As with the previous Project Indiana trips, the work ethic of the local folks impressed and inspired the Hoosier lineworkers. Every morning, a group of men from the village gathered outside the warehouse, awaiting the arrival of the Project Indiana team from the town of Chahal where they stayed. The locals then split up with the different crews to either build power lines or wire homes. “Carrying tools, digging holes, setting poles — anything we needed, they were right there on it,” said Jamie Bell, a construction engineer from NineStar Connect, who served as a coordinator on the trip.

San Jacinto villagers already had set 50 poles before the Indiana crew arrived in March. Without the modern equipment used by lineworkers in the States, the villagers dug the 6-foot deep holes and raised each pole, weighing some 700 pounds, into place — all by hand. Another five poles were set by hand while the Indiana crew was there.

As the local crews worked side-by-side with the Indiana lineworkers, especially while wiring the thatch-roofed homes, the church and school, they’d watch intently. And the Hoosiers imparted their skills through the Spanish- and Q’eqchi-speaking interpreters or through hand motions, broken Spanish and examples if the interpreters weren’t handy.

Wiring the homes was slow at first, and there was concern that part of the project was going to take longer than planned. But over the course of the two weeks, the two groups developed a rhythm and a sense of understanding that made the work flow smoothly.
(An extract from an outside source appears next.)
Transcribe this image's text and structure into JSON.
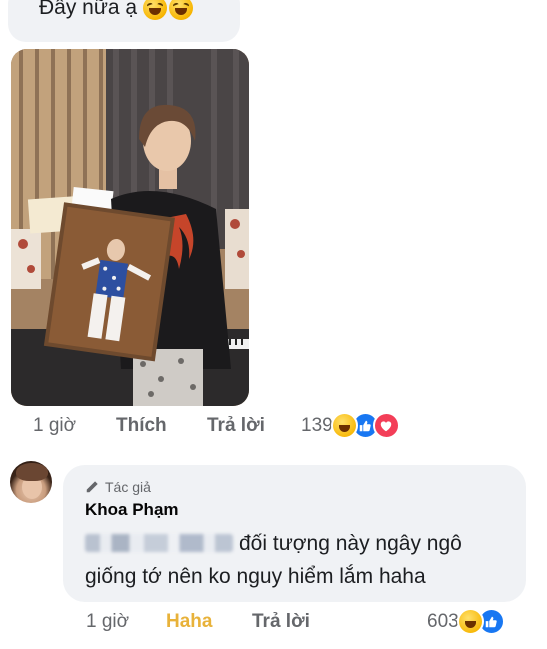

The Indiana crews wrapped up building the power lines and wiring the homes even a couple of days ahead of time.  “We would not have been able to get it done without their help,” Jamie said.